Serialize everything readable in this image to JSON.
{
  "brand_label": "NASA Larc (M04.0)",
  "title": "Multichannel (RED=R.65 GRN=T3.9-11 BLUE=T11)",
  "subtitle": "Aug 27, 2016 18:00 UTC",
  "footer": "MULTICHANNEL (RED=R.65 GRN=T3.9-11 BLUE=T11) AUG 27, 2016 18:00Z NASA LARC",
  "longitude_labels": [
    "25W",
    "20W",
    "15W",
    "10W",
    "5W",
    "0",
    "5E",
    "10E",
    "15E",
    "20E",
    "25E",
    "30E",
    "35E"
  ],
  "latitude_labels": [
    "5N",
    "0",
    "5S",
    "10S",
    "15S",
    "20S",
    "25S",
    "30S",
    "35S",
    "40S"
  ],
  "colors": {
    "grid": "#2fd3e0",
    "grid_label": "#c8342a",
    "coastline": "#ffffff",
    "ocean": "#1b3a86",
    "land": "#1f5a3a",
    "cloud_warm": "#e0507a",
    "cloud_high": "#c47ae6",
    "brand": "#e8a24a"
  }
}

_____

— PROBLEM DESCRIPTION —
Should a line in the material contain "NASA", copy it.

— OUTPUT OF THE EXERCISE —
  "brand_label": "NASA Larc (M04.0)",
  "footer": "MULTICHANNEL (RED=R.65 GRN=T3.9-11 BLUE=T11) AUG 27, 2016 18:00Z NASA LARC",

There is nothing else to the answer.